• [Activity]:
Below are the records; locate each line with the word "this" and copy it.

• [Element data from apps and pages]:
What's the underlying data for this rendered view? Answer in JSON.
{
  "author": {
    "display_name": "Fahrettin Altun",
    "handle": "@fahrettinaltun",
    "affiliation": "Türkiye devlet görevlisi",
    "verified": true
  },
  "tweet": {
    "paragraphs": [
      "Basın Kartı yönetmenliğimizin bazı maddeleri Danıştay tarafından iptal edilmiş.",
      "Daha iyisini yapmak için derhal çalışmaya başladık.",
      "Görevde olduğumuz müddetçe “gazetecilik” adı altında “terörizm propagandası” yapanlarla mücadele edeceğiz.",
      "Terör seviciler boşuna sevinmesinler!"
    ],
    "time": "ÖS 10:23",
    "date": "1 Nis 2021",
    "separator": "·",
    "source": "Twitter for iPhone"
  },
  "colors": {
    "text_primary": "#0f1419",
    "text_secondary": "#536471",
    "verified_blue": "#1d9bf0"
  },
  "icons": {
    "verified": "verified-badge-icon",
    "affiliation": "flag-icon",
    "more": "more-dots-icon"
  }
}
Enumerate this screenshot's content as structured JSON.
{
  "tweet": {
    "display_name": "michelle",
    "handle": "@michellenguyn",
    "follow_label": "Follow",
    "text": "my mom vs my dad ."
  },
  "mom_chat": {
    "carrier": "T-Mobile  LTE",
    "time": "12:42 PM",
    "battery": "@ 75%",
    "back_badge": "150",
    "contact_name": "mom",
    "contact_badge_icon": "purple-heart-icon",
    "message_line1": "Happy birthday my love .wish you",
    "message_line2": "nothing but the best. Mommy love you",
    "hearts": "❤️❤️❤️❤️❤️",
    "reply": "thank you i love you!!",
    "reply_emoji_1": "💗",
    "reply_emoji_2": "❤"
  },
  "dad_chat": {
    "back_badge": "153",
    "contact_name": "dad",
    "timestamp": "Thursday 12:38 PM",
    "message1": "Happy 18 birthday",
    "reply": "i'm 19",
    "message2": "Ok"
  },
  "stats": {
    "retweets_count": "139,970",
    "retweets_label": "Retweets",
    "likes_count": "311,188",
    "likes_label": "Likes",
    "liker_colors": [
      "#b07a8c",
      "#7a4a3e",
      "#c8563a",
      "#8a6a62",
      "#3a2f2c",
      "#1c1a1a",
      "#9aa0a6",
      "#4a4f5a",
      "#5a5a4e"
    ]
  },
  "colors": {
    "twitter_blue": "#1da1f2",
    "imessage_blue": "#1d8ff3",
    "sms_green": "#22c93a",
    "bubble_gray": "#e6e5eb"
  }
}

• [Your response]:
What's the underlying data for this rendered view? Answer in JSON.
Enumerate this screenshot's content as structured JSON.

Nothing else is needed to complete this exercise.